David Akin draws on extensive archival and field research to present a practice-based analysis of colonial officers’ interactions with Malaitans in the years leading up to and during Maasina Rule. A primary focus is the place of knowledge in the colonial administration. Many scholars have explored how various regimes deployed “colonial knowledge” of subject populations in Asia and Africa to reorder and rule them. The British imported to the Solomons models for “native administration” based on such an approach, particularly schemes of indirect rule developed in Africa. The concept of “custom” was basic to these schemes and to European understandings of Melanesians, and it was made the lynchpin of government policies that granted limited political roles to local ideas and practices. Officers knew very little about Malaitan cultures, however, and Malaitans seized the opportunity to transform custom into kastom, as the foundation for a new society. The book’s overarching topic is the dangerous road that colonial ignorance paved for policy makers, from young cadets in the field to high officials in distant Fiji and London. Today kastom remains a powerful concept on Malaita, but continued confusion regarding its origins, history, and meanings hampers understandings of contemporary Malaitan politics and of Malaitan people’s ongoing, problematic relations with the state.

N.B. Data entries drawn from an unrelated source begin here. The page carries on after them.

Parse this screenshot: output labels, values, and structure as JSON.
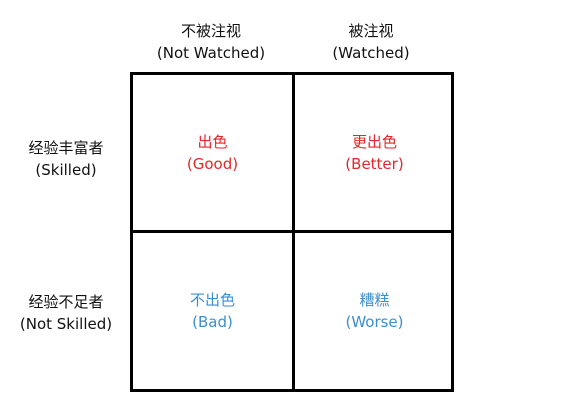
{
  "columns": [
    {
      "zh": "不被注视",
      "en": "(Not Watched)"
    },
    {
      "zh": "被注视",
      "en": "(Watched)"
    }
  ],
  "rows": [
    {
      "zh": "经验丰富者",
      "en": "(Skilled)"
    },
    {
      "zh": "经验不足者",
      "en": "(Not Skilled)"
    }
  ],
  "cells": [
    {
      "zh": "出色",
      "en": "(Good)"
    },
    {
      "zh": "更出色",
      "en": "(Better)"
    },
    {
      "zh": "不出色",
      "en": "(Bad)"
    },
    {
      "zh": "糟糕",
      "en": "(Worse)"
    }
  ],
  "colors": {
    "positive": "#e5262b",
    "negative": "#3a8fd0"
  }
}
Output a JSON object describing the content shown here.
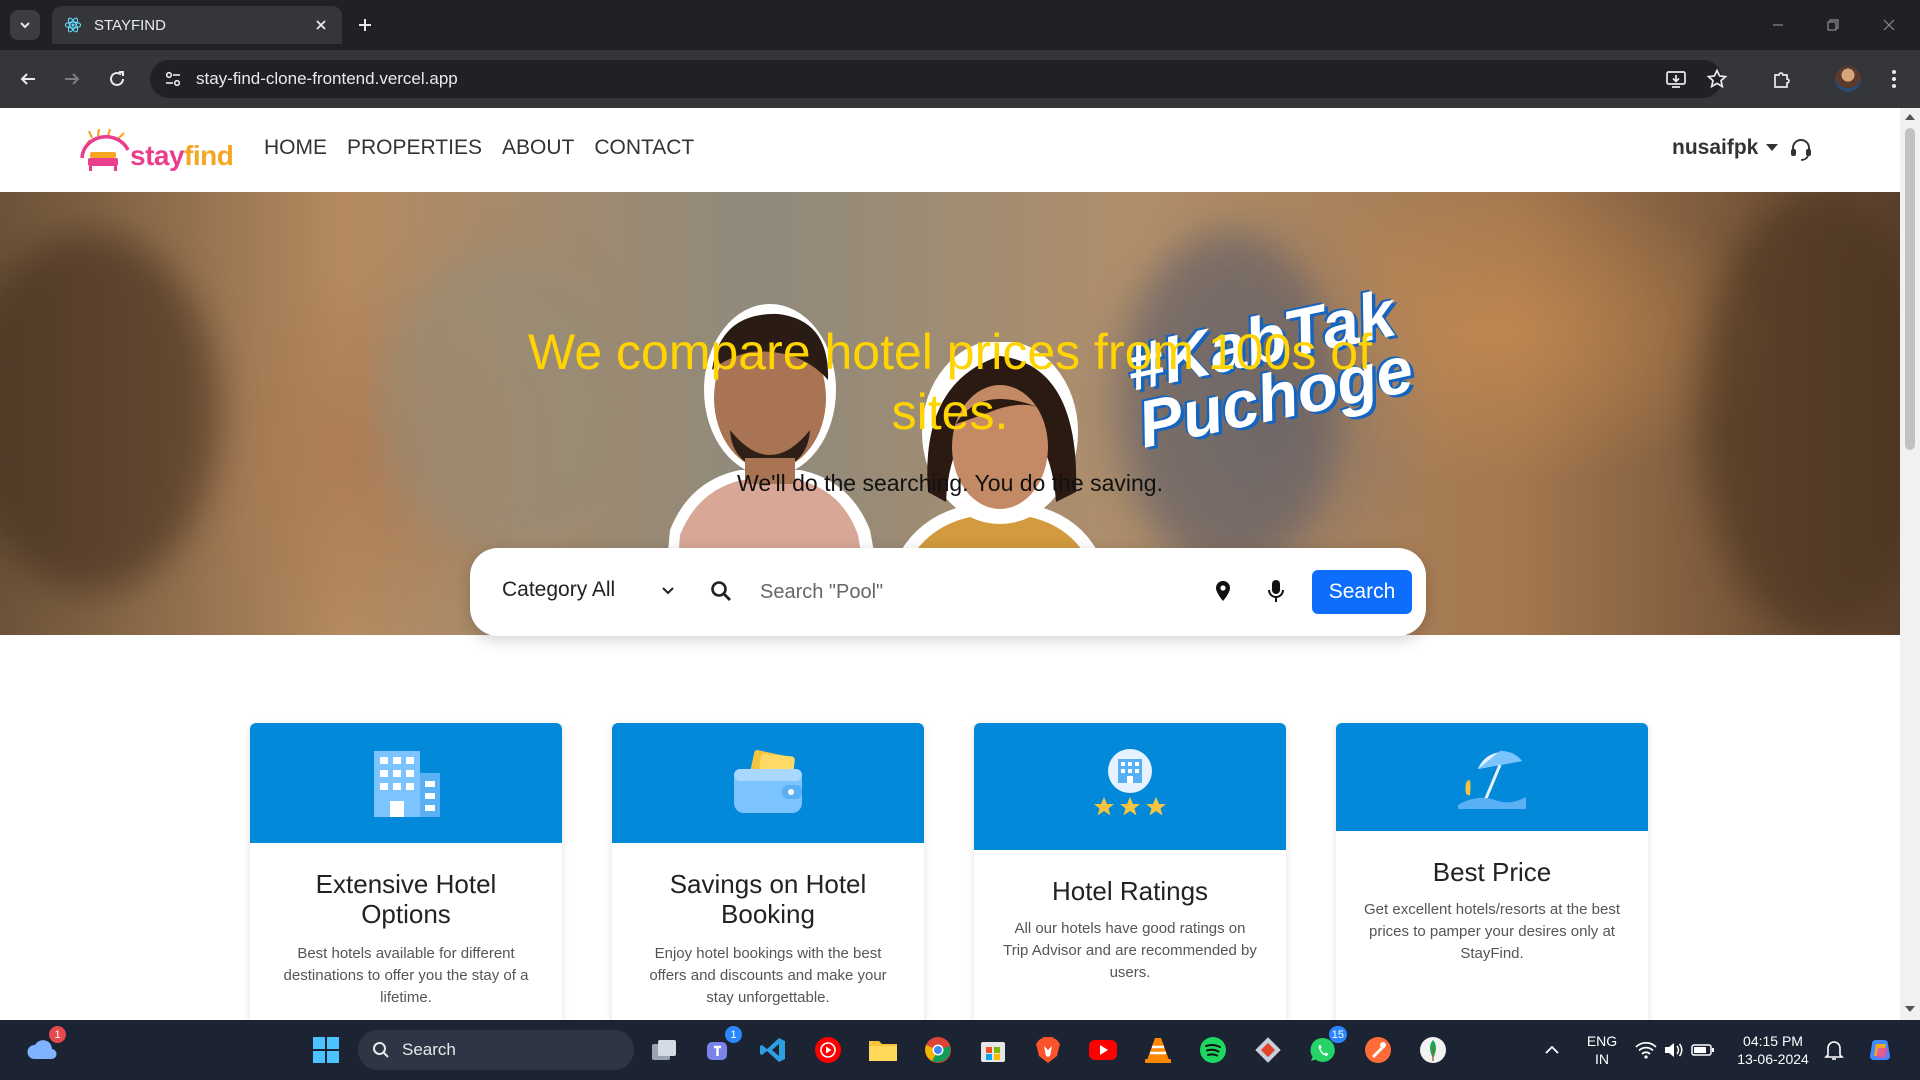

21 illus., 3 maps

Pacific Islands Monograph Series No. 26
Author: Akin, David W.;
David W. Akin is an anthropologist and independent scholar living in Ann Arbor, Michigan. He is the managing editor of the journal Comparative Studies in Society and History and teaches at the University of Michigan.
Read the Introduction (PDF).
Notes on Spellings and Translation 
Regarding the Endnotes 


1 The Half Century Before 
The Labor Trade 
Life Abroad 
Christian Missions and the Labor Scene 
Return from the White Man’s Land 
The Imposition of Pax Britannica 

2 Early Native Administration: Coping with Custom 
The Idea of Indirect Rule 
Antecedents and Beginnings of Native Administration 
The Moorhouse Report and Malaita Policy after Bell 
District Officers, Law, and Custom Knowledge 
Malaitans Consider Government Law 
Custom as a Basis for Colonial Law 

3 Colonial Experiments and Mounting Resentments 
Limping through the Great Depression 
The Fallowes Movement 
La‘aka Speaks 
The Project to Counter ‘Are‘are Depopulation 
Further Experiments: Councils and Courts 

4 The Wartime Opening 
The Malaitan War Experience 
We Must Be Willing to Die for the Red Cross 
The War Years on Malaita: Government Control Slips Away 
The Promotion and Refusal of Postwar Native Administration 
Government Social Services: Education and Medicine 
Councils and Courts Revisited 

5 The Rise of Maasina Rule 
Genesis and Spread 
Movement Structure and Unity 
New Leaders 
Christian Leadership and the Missions 
Better Homes and Gardens: Maasina Rule Social Engineering 
Towns and Farms 
The Social Life of Kastom 
Kastom Loa and Kastom Kouti 
Making Kastom Fit 
Kastom in Maasina Rule 

6 Maasina Rule and the Government 
The Government Becomes Aware 
Early Altercations 
Provisional Cooperation 
The Path to Conflict 
Rejecting Indentured Labor 
Alaha‘ou‘ou and the North-South Split 
Roy Davies Takes Charge 

7 Suppression and Resistance 
Operation Delouse 
Colonial Justice: Rex v Bobongi and Others 
The Peaceful Wars of Savages 
Fences, Operation Jericho, and Civil Resistance 
The Census and the Tax, 1949 
Rumors, Hopes, and Fears 

8 Attrition and Compromise 
Gregory-Smith and the Release of the Head Chiefs 
The Federal Council 

9 Gains and Losses 

Index 515